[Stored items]
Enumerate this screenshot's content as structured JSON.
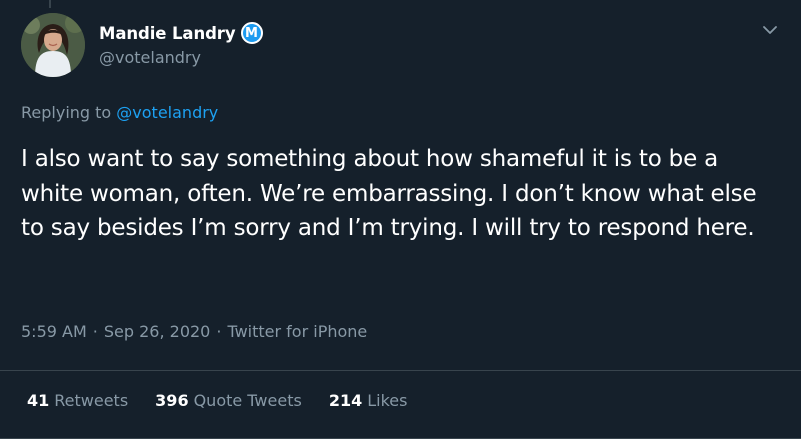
{
  "author": {
    "display_name": "Mandie Landry",
    "handle": "@votelandry",
    "badge_letter": "M"
  },
  "reply": {
    "prefix": "Replying to",
    "mention": "@votelandry"
  },
  "tweet": {
    "text": "I also want to say something about how shameful it is to be a white woman, often. We’re embarrassing. I don’t know what else to say besides I’m sorry and I’m trying. I will try to respond here."
  },
  "meta": {
    "time": "5:59 AM",
    "separator1": "·",
    "date": "Sep 26, 2020",
    "separator2": "·",
    "source": "Twitter for iPhone"
  },
  "stats": {
    "retweets_count": "41",
    "retweets_label": "Retweets",
    "quotes_count": "396",
    "quotes_label": "Quote Tweets",
    "likes_count": "214",
    "likes_label": "Likes"
  },
  "icons": {
    "menu": "chevron-down-icon",
    "badge": "verified-badge-icon",
    "avatar": "profile-photo"
  },
  "colors": {
    "background": "#15202b",
    "text_primary": "#ffffff",
    "text_secondary": "#8899a6",
    "accent": "#1da1f2",
    "divider": "#38444d"
  }
}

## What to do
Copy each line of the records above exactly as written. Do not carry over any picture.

## Response for this exercise
Enumerate this screenshot's content as structured JSON.
{
  "author": {
    "display_name": "Mandie Landry",
    "handle": "@votelandry",
    "badge_letter": "M"
  },
  "reply": {
    "prefix": "Replying to",
    "mention": "@votelandry"
  },
  "tweet": {
    "text": "I also want to say something about how shameful it is to be a white woman, often. We’re embarrassing. I don’t know what else to say besides I’m sorry and I’m trying. I will try to respond here."
  },
  "meta": {
    "time": "5:59 AM",
    "separator1": "·",
    "date": "Sep 26, 2020",
    "separator2": "·",
    "source": "Twitter for iPhone"
  },
  "stats": {
    "retweets_count": "41",
    "retweets_label": "Retweets",
    "quotes_count": "396",
    "quotes_label": "Quote Tweets",
    "likes_count": "214",
    "likes_label": "Likes"
  },
  "icons": {
    "menu": "chevron-down-icon",
    "badge": "verified-badge-icon",
    "avatar": "profile-photo"
  },
  "colors": {
    "background": "#15202b",
    "text_primary": "#ffffff",
    "text_secondary": "#8899a6",
    "accent": "#1da1f2",
    "divider": "#38444d"
  }
}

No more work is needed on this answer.